• **Your goal**: Among the lines below, count those with "this". Give only the number.

━━ Data for review ━━

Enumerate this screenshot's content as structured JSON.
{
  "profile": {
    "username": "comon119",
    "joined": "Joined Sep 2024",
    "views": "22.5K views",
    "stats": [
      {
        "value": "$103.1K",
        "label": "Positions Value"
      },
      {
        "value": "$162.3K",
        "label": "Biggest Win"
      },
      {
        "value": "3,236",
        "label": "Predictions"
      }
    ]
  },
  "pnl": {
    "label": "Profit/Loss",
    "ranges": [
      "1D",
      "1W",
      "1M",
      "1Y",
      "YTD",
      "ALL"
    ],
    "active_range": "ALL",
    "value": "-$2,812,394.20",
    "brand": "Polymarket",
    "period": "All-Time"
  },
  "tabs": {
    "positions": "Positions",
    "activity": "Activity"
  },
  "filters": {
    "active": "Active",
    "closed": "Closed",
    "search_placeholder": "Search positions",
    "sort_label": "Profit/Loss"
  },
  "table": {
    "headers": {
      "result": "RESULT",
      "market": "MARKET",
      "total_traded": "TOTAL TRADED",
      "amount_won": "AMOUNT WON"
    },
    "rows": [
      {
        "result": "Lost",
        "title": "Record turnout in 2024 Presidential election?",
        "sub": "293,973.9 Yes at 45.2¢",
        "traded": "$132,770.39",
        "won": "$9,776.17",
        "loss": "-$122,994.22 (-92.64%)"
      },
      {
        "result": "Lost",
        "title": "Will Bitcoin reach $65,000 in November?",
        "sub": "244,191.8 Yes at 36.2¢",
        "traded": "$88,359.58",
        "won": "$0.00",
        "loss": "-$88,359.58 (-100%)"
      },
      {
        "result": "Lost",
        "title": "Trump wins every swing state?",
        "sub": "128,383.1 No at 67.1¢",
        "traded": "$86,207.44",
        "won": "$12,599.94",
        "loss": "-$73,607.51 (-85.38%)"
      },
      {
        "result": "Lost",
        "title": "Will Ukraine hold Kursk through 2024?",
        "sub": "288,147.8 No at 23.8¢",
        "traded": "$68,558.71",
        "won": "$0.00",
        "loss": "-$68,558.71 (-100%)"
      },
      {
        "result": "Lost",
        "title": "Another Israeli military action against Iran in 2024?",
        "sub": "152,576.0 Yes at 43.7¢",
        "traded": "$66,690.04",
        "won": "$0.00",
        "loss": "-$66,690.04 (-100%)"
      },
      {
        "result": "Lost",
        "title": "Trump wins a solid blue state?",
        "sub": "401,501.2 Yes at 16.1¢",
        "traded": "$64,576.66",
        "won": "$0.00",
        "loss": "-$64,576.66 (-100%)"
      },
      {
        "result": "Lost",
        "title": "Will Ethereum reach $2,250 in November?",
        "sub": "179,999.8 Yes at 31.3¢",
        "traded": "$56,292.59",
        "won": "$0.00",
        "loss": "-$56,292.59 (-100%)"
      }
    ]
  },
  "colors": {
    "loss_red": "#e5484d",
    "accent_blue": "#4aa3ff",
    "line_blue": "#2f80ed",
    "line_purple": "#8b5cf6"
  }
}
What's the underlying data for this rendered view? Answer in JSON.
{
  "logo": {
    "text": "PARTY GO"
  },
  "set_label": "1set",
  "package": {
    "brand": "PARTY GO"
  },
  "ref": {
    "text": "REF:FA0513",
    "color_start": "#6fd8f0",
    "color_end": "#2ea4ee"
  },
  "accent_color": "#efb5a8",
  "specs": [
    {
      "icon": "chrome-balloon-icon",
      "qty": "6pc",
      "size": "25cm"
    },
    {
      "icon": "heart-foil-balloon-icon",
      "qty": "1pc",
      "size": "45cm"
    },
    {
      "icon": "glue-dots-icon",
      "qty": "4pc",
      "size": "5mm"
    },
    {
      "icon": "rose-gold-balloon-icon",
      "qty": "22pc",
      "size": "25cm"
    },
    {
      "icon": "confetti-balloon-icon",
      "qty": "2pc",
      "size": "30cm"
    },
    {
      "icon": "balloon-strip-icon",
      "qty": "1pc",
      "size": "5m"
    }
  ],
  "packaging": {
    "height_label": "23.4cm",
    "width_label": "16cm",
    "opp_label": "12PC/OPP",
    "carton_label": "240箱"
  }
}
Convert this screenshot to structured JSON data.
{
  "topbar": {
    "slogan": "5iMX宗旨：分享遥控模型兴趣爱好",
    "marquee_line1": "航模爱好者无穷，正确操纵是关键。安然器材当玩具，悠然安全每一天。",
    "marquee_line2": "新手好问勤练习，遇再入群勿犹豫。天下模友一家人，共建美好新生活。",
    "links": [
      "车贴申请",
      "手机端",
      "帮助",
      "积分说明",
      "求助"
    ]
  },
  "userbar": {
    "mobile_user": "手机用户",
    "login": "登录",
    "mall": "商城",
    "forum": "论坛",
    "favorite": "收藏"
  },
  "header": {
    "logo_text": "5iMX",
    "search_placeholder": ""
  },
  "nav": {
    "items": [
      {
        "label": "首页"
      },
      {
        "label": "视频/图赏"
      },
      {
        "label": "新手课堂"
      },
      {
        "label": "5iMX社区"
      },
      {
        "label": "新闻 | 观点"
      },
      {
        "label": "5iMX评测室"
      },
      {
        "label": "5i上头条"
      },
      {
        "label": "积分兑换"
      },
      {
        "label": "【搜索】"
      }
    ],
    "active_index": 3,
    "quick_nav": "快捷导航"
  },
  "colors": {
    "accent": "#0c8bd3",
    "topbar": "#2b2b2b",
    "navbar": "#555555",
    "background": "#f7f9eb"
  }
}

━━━

• **Exercise output**: 3